_WHAT YOU ARE ASKED TO DO_
Exactly as written, repeat all of the records below.

_EXERCISE MATERIALS_
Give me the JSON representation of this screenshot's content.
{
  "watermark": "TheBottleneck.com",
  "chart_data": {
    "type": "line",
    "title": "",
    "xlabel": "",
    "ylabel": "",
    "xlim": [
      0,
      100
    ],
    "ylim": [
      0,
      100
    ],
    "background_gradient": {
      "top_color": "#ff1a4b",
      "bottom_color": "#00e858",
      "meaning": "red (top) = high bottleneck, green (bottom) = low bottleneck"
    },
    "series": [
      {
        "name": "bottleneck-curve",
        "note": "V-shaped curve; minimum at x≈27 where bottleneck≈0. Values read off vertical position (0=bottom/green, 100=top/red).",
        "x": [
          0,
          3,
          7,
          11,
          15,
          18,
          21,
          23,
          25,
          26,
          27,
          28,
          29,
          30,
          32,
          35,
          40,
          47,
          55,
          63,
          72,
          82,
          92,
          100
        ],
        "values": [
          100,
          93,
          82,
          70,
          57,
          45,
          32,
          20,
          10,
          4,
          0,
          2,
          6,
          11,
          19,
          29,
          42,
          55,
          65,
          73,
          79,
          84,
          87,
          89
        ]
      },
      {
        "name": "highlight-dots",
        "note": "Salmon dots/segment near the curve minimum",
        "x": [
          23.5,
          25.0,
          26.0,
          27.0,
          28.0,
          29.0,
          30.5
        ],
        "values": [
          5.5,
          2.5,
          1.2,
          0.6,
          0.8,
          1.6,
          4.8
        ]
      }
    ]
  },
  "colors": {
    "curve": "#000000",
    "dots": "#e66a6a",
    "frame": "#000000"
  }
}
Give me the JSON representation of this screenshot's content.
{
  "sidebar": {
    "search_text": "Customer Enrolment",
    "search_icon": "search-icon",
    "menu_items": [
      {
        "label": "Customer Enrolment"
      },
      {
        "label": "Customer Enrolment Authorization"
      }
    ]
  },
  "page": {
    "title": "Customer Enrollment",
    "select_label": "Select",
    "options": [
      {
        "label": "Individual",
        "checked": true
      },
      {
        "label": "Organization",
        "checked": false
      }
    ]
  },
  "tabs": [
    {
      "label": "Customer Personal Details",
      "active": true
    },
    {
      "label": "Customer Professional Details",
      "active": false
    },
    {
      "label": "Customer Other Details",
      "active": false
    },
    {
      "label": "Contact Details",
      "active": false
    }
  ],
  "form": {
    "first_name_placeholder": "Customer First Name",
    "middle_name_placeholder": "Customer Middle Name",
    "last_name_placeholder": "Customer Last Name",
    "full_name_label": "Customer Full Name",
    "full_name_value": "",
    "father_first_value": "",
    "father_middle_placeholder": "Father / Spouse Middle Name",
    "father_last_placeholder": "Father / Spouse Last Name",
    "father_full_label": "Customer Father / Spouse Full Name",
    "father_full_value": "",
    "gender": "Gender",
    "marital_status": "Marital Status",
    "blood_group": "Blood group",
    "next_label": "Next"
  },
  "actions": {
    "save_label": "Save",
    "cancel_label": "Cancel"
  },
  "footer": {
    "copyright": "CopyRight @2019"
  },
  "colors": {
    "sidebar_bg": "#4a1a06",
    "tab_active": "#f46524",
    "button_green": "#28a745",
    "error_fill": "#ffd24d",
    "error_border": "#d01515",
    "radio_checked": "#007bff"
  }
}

_WORKED SOLUTION_
Give me the JSON representation of this screenshot's content.
{
  "watermark": "TheBottleneck.com",
  "chart_data": {
    "type": "line",
    "title": "",
    "xlabel": "",
    "ylabel": "",
    "xlim": [
      0,
      100
    ],
    "ylim": [
      0,
      100
    ],
    "background_gradient": {
      "top_color": "#ff1a4b",
      "bottom_color": "#00e858",
      "meaning": "red (top) = high bottleneck, green (bottom) = low bottleneck"
    },
    "series": [
      {
        "name": "bottleneck-curve",
        "note": "V-shaped curve; minimum at x≈27 where bottleneck≈0. Values read off vertical position (0=bottom/green, 100=top/red).",
        "x": [
          0,
          3,
          7,
          11,
          15,
          18,
          21,
          23,
          25,
          26,
          27,
          28,
          29,
          30,
          32,
          35,
          40,
          47,
          55,
          63,
          72,
          82,
          92,
          100
        ],
        "values": [
          100,
          93,
          82,
          70,
          57,
          45,
          32,
          20,
          10,
          4,
          0,
          2,
          6,
          11,
          19,
          29,
          42,
          55,
          65,
          73,
          79,
          84,
          87,
          89
        ]
      },
      {
        "name": "highlight-dots",
        "note": "Salmon dots/segment near the curve minimum",
        "x": [
          23.5,
          25.0,
          26.0,
          27.0,
          28.0,
          29.0,
          30.5
        ],
        "values": [
          5.5,
          2.5,
          1.2,
          0.6,
          0.8,
          1.6,
          4.8
        ]
      }
    ]
  },
  "colors": {
    "curve": "#000000",
    "dots": "#e66a6a",
    "frame": "#000000"
  }
}
Give me the JSON representation of this screenshot's content.
{
  "sidebar": {
    "search_text": "Customer Enrolment",
    "search_icon": "search-icon",
    "menu_items": [
      {
        "label": "Customer Enrolment"
      },
      {
        "label": "Customer Enrolment Authorization"
      }
    ]
  },
  "page": {
    "title": "Customer Enrollment",
    "select_label": "Select",
    "options": [
      {
        "label": "Individual",
        "checked": true
      },
      {
        "label": "Organization",
        "checked": false
      }
    ]
  },
  "tabs": [
    {
      "label": "Customer Personal Details",
      "active": true
    },
    {
      "label": "Customer Professional Details",
      "active": false
    },
    {
      "label": "Customer Other Details",
      "active": false
    },
    {
      "label": "Contact Details",
      "active": false
    }
  ],
  "form": {
    "first_name_placeholder": "Customer First Name",
    "middle_name_placeholder": "Customer Middle Name",
    "last_name_placeholder": "Customer Last Name",
    "full_name_label": "Customer Full Name",
    "full_name_value": "",
    "father_first_value": "",
    "father_middle_placeholder": "Father / Spouse Middle Name",
    "father_last_placeholder": "Father / Spouse Last Name",
    "father_full_label": "Customer Father / Spouse Full Name",
    "father_full_value": "",
    "gender": "Gender",
    "marital_status": "Marital Status",
    "blood_group": "Blood group",
    "next_label": "Next"
  },
  "actions": {
    "save_label": "Save",
    "cancel_label": "Cancel"
  },
  "footer": {
    "copyright": "CopyRight @2019"
  },
  "colors": {
    "sidebar_bg": "#4a1a06",
    "tab_active": "#f46524",
    "button_green": "#28a745",
    "error_fill": "#ffd24d",
    "error_border": "#d01515",
    "radio_checked": "#007bff"
  }
}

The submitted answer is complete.